Michigan families that have undergone significant changes may find that they need to take some time off from work to adjust to their new life. This is where knowledge of employment law and the Family Medical Leave Act (FMLA) can be useful. The decision to invoke FMLA can be a difficult one for families to make, as they will have to decide how many weeks, if any, they can manage without pay.
Under the FMLA, eligible employees can take up to 12 weeks of unpaid leave over the course of a 12-month period. Once the 12 weeks are up, the employee are legally allowed to return to his or her original job or its equivalent.
However, not all companies are covered by FMLA regulations, nor are all employees eligible for FMLA. In order to be covered by FMLA, an employer must currently have, or have had the previous year, 50 or more employees for 20 or more workweeks.
An employee for a company covered by FMLA can become eligible to take leave if they have worked at least 1,250 hours during a period of at least 12 months. They must also work in a place with or within 75 miles of a place with 50 or more employees.
Employers are required to grant FMLA leave to employees with newborn children or newly adopted or foster children, employees with serious health conditions and employees who must care for an immediate family member with a serious health condition. Employers must also grant up to 26 weeks of FMLA leave to any employee with a, “qualifying exigency” arising out of active duty for service members.
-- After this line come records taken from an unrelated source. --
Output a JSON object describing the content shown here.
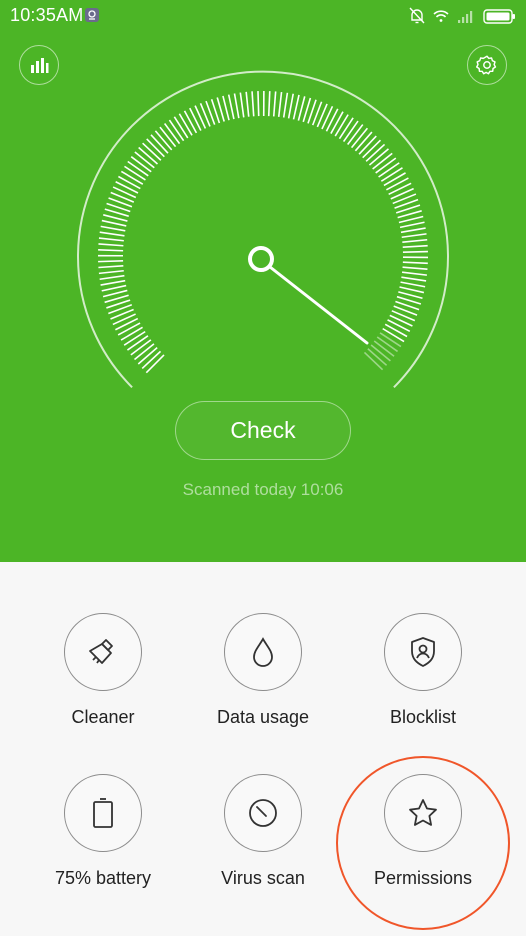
{
  "status_bar": {
    "time": "10:35AM",
    "icons": [
      "app-notification-icon",
      "muted-bell-icon",
      "wifi-icon",
      "signal-icon",
      "battery-icon"
    ]
  },
  "header": {
    "left_icon": "bar-chart-icon",
    "right_icon": "gear-icon"
  },
  "scan": {
    "check_label": "Check",
    "last_scanned": "Scanned today 10:06"
  },
  "tools": [
    {
      "label": "Cleaner",
      "icon": "broom-icon"
    },
    {
      "label": "Data usage",
      "icon": "droplet-icon"
    },
    {
      "label": "Blocklist",
      "icon": "shield-user-icon"
    },
    {
      "label": "75% battery",
      "icon": "battery-icon"
    },
    {
      "label": "Virus scan",
      "icon": "scan-dial-icon"
    },
    {
      "label": "Permissions",
      "icon": "star-icon"
    }
  ],
  "colors": {
    "hero_green": "#4cb526",
    "highlight": "#f0562a",
    "panel_bg": "#f7f7f7"
  }
}
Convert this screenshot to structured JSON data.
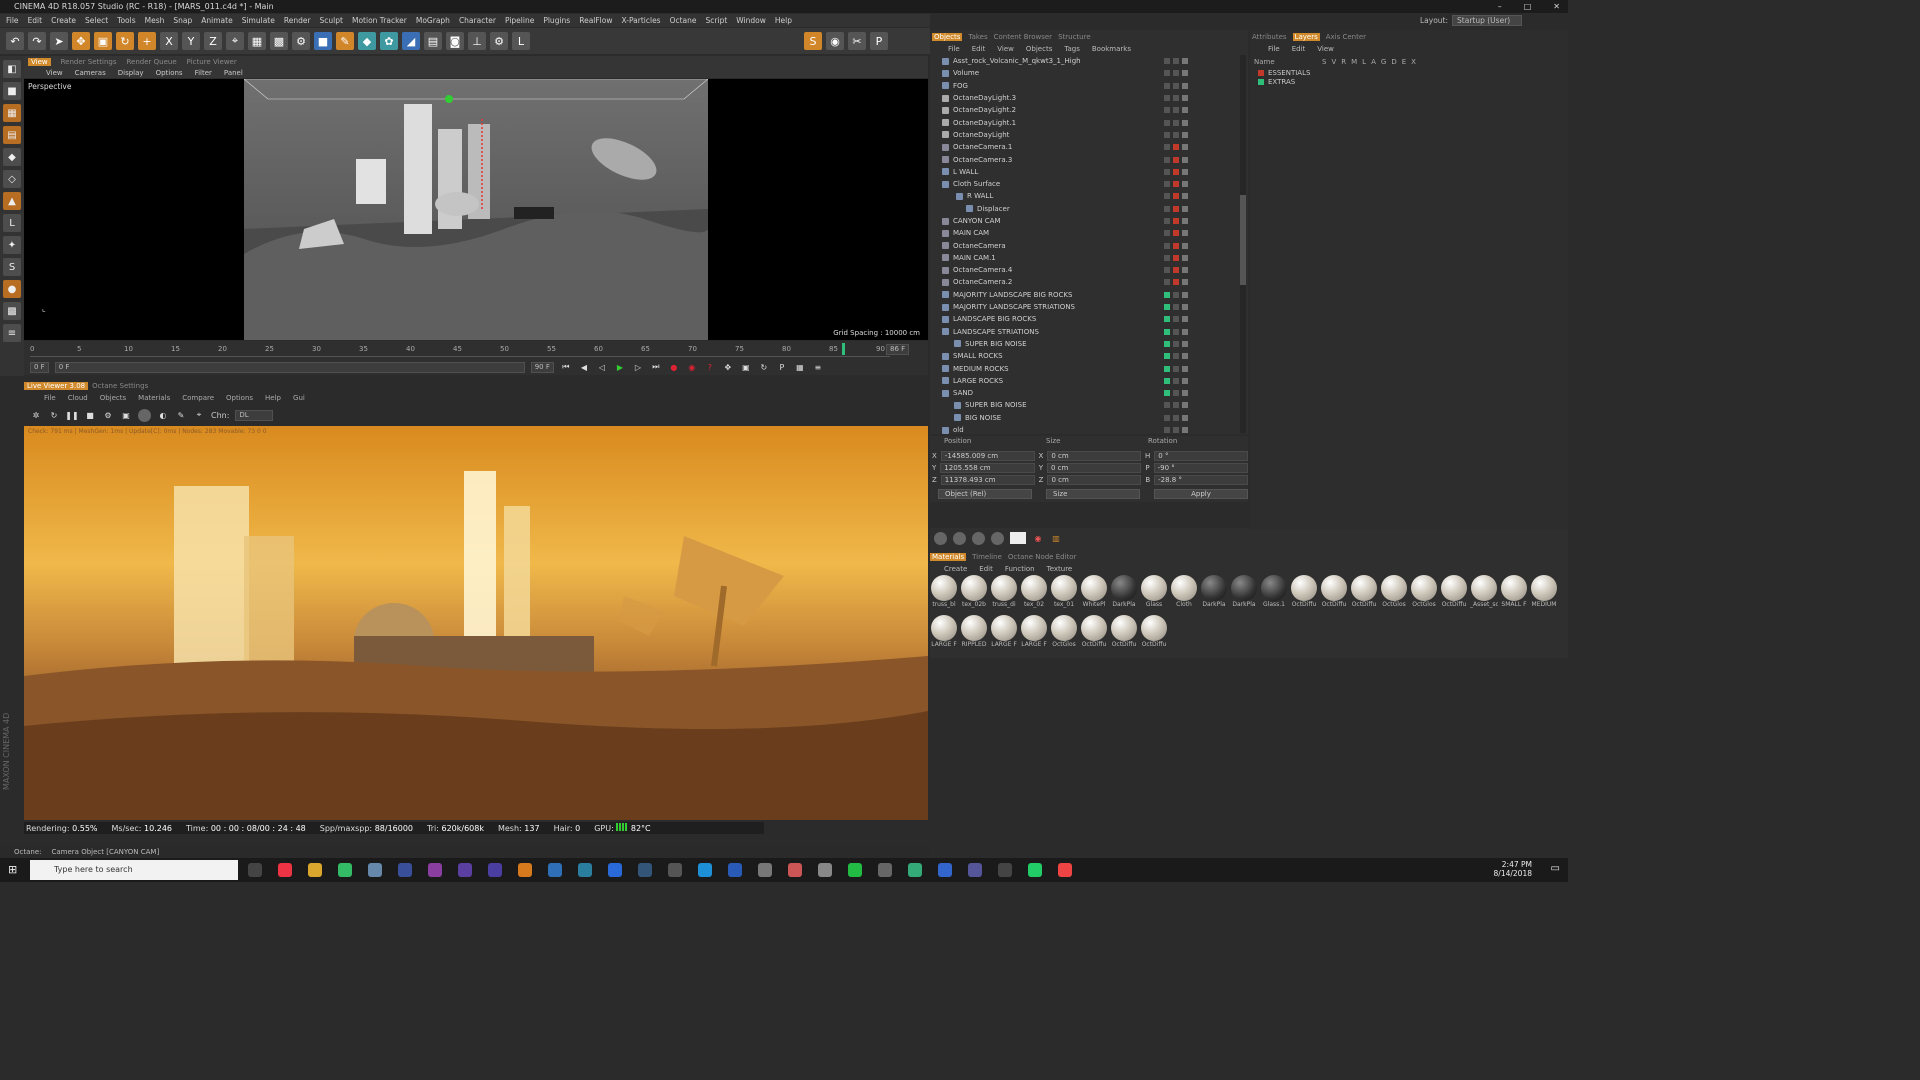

Employees must make a reasonable effort to give their employer 30 days’ notice of their intent to take leave and provide their employer with information about their situation so that the employer can determine whether their situation qualifies for FMLA leave. Accordingly, if an employer prevents one from taking FMLA leave they are entitled to take, or if an employer allows an employee to take FMLA leave and fails to allow them to return to work afterwards, there may be a legitimate FMLA based claim against the employer.